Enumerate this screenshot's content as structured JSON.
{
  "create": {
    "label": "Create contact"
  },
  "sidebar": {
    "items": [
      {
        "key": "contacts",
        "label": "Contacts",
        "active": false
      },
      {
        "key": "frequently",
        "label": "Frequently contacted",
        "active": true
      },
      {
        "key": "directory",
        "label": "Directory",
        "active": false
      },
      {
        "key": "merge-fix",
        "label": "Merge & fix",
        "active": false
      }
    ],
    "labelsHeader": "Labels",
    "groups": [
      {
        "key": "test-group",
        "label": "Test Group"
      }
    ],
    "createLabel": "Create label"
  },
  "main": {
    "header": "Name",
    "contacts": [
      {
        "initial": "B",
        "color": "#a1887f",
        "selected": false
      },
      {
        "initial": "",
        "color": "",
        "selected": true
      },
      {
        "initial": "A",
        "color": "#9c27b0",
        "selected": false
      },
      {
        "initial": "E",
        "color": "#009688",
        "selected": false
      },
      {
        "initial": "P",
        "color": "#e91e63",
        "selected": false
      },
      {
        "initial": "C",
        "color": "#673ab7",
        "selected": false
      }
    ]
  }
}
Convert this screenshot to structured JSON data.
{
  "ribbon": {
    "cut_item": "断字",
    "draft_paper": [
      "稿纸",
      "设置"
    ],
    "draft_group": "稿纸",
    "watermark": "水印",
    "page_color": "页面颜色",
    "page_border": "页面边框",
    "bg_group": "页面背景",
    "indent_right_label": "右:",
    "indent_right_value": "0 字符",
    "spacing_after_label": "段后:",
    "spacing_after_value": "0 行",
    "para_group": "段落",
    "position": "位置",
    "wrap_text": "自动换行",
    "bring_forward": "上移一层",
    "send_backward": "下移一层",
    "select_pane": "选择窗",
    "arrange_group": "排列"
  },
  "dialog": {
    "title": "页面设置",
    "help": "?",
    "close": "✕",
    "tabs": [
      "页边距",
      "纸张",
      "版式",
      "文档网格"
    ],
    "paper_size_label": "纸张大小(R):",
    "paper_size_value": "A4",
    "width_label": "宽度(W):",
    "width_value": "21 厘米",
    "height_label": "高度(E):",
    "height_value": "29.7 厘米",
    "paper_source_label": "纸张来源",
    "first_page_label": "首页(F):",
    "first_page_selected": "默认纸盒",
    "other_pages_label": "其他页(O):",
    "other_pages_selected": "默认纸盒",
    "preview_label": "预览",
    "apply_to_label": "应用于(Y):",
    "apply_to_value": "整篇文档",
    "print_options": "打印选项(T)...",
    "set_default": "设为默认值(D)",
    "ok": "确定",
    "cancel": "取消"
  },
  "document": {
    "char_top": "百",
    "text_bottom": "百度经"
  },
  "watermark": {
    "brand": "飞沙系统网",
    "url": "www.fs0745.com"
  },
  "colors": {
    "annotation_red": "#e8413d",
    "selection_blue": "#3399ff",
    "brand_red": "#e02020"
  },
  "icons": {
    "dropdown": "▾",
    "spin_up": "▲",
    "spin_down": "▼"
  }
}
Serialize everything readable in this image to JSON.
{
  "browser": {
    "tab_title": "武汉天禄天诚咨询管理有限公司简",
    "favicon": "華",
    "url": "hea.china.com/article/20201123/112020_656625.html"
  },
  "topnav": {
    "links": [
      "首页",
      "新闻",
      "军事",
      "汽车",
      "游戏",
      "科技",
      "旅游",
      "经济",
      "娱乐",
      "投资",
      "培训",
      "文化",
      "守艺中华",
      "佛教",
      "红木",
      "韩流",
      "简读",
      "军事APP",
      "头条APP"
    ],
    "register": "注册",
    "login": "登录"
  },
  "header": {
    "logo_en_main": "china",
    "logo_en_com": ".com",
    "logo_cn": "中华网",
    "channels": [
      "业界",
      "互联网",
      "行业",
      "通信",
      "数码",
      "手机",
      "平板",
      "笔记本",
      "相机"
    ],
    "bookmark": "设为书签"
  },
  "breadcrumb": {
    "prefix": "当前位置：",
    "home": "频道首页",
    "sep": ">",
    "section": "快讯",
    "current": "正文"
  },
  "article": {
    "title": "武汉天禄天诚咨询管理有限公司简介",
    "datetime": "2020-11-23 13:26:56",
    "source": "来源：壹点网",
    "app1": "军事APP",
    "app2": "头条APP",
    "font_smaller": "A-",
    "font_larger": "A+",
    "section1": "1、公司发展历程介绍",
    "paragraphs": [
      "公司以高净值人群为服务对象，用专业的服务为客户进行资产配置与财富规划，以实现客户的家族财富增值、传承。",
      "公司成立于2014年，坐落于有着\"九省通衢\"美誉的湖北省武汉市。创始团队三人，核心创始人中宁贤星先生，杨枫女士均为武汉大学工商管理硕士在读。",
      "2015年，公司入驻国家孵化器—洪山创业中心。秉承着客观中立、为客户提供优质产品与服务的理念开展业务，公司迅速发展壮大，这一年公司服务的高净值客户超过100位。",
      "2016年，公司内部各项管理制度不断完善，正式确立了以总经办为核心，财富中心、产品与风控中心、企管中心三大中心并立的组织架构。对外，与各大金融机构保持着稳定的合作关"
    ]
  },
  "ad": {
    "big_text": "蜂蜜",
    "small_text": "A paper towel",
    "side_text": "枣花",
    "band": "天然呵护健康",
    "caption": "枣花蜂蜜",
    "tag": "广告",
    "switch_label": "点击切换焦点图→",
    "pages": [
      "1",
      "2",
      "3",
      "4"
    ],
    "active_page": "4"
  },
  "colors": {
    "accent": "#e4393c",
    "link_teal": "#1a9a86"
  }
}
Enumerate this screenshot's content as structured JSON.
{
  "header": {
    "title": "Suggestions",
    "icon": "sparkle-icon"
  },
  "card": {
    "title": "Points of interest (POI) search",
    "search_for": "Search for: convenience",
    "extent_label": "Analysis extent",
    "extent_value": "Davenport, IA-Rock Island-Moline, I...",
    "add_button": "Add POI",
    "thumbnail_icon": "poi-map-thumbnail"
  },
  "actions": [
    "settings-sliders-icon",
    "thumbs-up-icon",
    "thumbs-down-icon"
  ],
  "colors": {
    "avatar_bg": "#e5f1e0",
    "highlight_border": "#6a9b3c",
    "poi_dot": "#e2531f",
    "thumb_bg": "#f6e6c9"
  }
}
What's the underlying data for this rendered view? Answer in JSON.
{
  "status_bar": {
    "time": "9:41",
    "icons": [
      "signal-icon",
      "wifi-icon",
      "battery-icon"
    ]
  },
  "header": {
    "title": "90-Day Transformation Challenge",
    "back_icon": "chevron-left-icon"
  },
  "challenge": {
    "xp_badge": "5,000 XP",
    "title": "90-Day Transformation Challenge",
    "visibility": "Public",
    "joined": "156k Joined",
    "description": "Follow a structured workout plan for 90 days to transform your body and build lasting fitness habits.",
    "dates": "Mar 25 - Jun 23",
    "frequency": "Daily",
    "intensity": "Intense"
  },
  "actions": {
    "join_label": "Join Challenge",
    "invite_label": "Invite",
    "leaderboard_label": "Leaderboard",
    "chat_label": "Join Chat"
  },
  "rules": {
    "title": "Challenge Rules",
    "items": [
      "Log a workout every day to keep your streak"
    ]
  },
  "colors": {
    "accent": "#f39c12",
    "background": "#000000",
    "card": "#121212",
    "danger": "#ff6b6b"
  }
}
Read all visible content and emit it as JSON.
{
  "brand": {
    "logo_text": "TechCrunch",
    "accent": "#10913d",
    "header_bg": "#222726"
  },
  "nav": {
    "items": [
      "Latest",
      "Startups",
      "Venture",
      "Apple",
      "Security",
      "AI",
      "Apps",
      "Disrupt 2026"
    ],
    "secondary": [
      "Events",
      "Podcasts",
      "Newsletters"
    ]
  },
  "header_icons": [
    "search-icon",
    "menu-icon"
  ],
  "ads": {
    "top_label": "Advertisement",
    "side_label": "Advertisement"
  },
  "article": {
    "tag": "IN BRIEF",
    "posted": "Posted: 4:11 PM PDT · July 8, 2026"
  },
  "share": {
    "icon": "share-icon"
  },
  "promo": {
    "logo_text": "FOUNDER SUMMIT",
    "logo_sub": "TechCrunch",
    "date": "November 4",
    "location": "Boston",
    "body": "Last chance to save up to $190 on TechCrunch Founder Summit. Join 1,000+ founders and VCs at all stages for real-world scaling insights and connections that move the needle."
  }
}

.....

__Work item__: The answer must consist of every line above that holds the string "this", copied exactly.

__Exercise response__:
Enumerate this screenshot's content as structured JSON.
Convert this screenshot to structured JSON data.
Serialize everything readable in this image to JSON.
Enumerate this screenshot's content as structured JSON.
What's the underlying data for this rendered view? Answer in JSON.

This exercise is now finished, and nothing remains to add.